# Your objective:
Each line below should be copied exactly as it stands.

*** Opening Given data ***

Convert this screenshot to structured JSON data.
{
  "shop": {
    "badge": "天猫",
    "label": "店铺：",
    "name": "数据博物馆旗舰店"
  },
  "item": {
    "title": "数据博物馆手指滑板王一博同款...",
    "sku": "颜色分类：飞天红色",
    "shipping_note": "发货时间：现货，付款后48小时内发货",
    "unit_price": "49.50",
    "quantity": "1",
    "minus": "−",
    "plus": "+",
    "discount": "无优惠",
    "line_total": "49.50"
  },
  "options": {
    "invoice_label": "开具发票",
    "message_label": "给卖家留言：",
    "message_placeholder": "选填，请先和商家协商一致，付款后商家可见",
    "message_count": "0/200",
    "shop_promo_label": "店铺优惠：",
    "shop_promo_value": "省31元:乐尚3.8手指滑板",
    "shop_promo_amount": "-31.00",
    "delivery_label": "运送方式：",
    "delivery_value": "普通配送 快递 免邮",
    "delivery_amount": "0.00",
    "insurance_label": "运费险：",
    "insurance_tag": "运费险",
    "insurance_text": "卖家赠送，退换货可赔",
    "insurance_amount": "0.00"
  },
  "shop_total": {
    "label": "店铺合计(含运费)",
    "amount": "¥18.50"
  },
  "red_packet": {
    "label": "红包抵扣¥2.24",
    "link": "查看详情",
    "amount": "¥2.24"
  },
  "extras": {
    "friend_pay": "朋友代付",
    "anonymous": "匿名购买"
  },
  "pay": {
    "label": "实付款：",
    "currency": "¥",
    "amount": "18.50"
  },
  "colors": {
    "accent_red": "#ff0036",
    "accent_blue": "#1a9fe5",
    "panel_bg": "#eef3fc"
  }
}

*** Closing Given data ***

# Written answer:
Convert this screenshot to structured JSON data.
{
  "shop": {
    "badge": "天猫",
    "label": "店铺：",
    "name": "数据博物馆旗舰店"
  },
  "item": {
    "title": "数据博物馆手指滑板王一博同款...",
    "sku": "颜色分类：飞天红色",
    "shipping_note": "发货时间：现货，付款后48小时内发货",
    "unit_price": "49.50",
    "quantity": "1",
    "minus": "−",
    "plus": "+",
    "discount": "无优惠",
    "line_total": "49.50"
  },
  "options": {
    "invoice_label": "开具发票",
    "message_label": "给卖家留言：",
    "message_placeholder": "选填，请先和商家协商一致，付款后商家可见",
    "message_count": "0/200",
    "shop_promo_label": "店铺优惠：",
    "shop_promo_value": "省31元:乐尚3.8手指滑板",
    "shop_promo_amount": "-31.00",
    "delivery_label": "运送方式：",
    "delivery_value": "普通配送 快递 免邮",
    "delivery_amount": "0.00",
    "insurance_label": "运费险：",
    "insurance_tag": "运费险",
    "insurance_text": "卖家赠送，退换货可赔",
    "insurance_amount": "0.00"
  },
  "shop_total": {
    "label": "店铺合计(含运费)",
    "amount": "¥18.50"
  },
  "red_packet": {
    "label": "红包抵扣¥2.24",
    "link": "查看详情",
    "amount": "¥2.24"
  },
  "extras": {
    "friend_pay": "朋友代付",
    "anonymous": "匿名购买"
  },
  "pay": {
    "label": "实付款：",
    "currency": "¥",
    "amount": "18.50"
  },
  "colors": {
    "accent_red": "#ff0036",
    "accent_blue": "#1a9fe5",
    "panel_bg": "#eef3fc"
  }
}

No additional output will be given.